Father’s Day: “Danae’s Gold”

Several months ago, I reconnected via Facebook with Junko Takeda, an old friend from high school. Junko has always been an incredibly talented artist, but in the past two years has taken her painting to a new level. She began a website, hosted two art shows, and shared her paintings on Facebook. On a whim, I checked out her website and began reading. I learned that she too had lost her mom to cancer at too young an age (for the both of them). It was her mother who originally introduced her to the wonders of art and colors when Junko was just a small child, and her studio is named in her mother's honor. Junko’s ability to channel her emotions surrounding her mother’s loss and the aftermath stunned me. I sent her a message telling her so and we have been writing each other ever since.

One painting in particular resonated with me. Junko painted “Danae’s Gold” after she met and became engaged to her love, Mark, after a whirlwind courtship. She describes the painting as follows: “According to Greek mythology, Danae was shut up in a cell, but Zeus took pity on her and impregnated her, visiting her as a shower of gold. Crazy shit happens. I’m living proof. One minute you’re living your life, alone. Another minute, you’re in love, and engaged."  This so reminded me of how fortunate Ed and I felt about finding each other and having such an amazing child (and the painting itself was stunning)—I decided almost immediately that I was going to buy it.

That was back in February. I figured I would buy the painting on the sly and hide it at my dad’s house until Ed’s and my fifth wedding anniversary in September 2011 or his 40th birthday the following February.

Then Hudson died.

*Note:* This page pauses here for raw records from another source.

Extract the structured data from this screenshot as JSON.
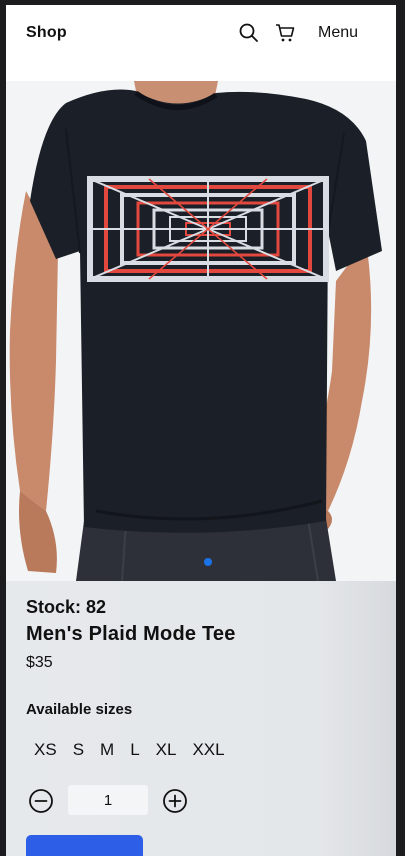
{
  "header": {
    "brand": "Shop",
    "menu_label": "Menu",
    "icons": [
      "search-icon",
      "cart-icon"
    ]
  },
  "hero": {
    "image": "product-photo",
    "carousel_active_index": 0,
    "carousel_dot_color": "#1a73e8"
  },
  "product": {
    "stock": "Stock: 82",
    "name": "Men's Plaid Mode Tee",
    "price": "$35"
  },
  "sizes": {
    "label": "Available sizes",
    "options": [
      "XS",
      "S",
      "M",
      "L",
      "XL",
      "XXL"
    ]
  },
  "quantity": {
    "value": "1",
    "decrement_icon": "minus-circle-icon",
    "increment_icon": "plus-circle-icon"
  },
  "colors": {
    "accent": "#2c5ee8",
    "panel": "#e6e9ec",
    "shirt": "#1b1f27",
    "print_red": "#e2483d"
  }
}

Suddenly, like almost everything else in this unfamiliar world, “Danae’s Gold” took on new meaning.

So I changed my plan and gave the painting to Ed for Father’s Day. It will hang in Hudson’s playroom where we will see it every day as we enter and leave the house. Now it is not simply a symbol of all the ways in which we have been blessed, but a reminder that although many dark days lie ahead, we will be blessed again

Happy Father’s Day to my dearest Ed. Hudson was so lucky to have you, and so am I.


  1. What a beautiful story. You two are so lucky to have each other.

  2. So beautiful, Mandy. It was always very obvious to me how very special your and Ed's love is. I am so happy that you were able to give that painting to Ed for Father's Day.

  3. I thought of you and Ed nearly nonstop today.

    I really love the painting--it's so and magical and emotional. I'm sure its presence in your home will bring you much hope and strength.

  4. I've been thinking of you and Ed and Hudson so much today. It's so terribly unfair in every single way, and I'm not sure there's any meaning to be found in what's happened. After watching the video on your blog to Compassionate Friends, it seemed to me that there would be great comfort in talking to people who have been through such a loss themselves. One person said that the feelings, as you're experiencing them right now, won't be exactly the same forever -- and maybe that's a good thought.

    If only there were some way we could take some of this suffering away from you and Ed, Mandy.

    Not that it makes you feel better, but (as you well know) the intensity of your pain reflects the depth of your love.

    Thinking of you -- Patricia

  5. Mandy the painting is even more beautiful than you described. You are always in our hearts and in my prayers.

  6. Thank you for being strong to one another. That's got to be one of the hardest things in a time of loss. You two are amazing - please continue to lean on each other, grow together in a new direction, and continue to be strong.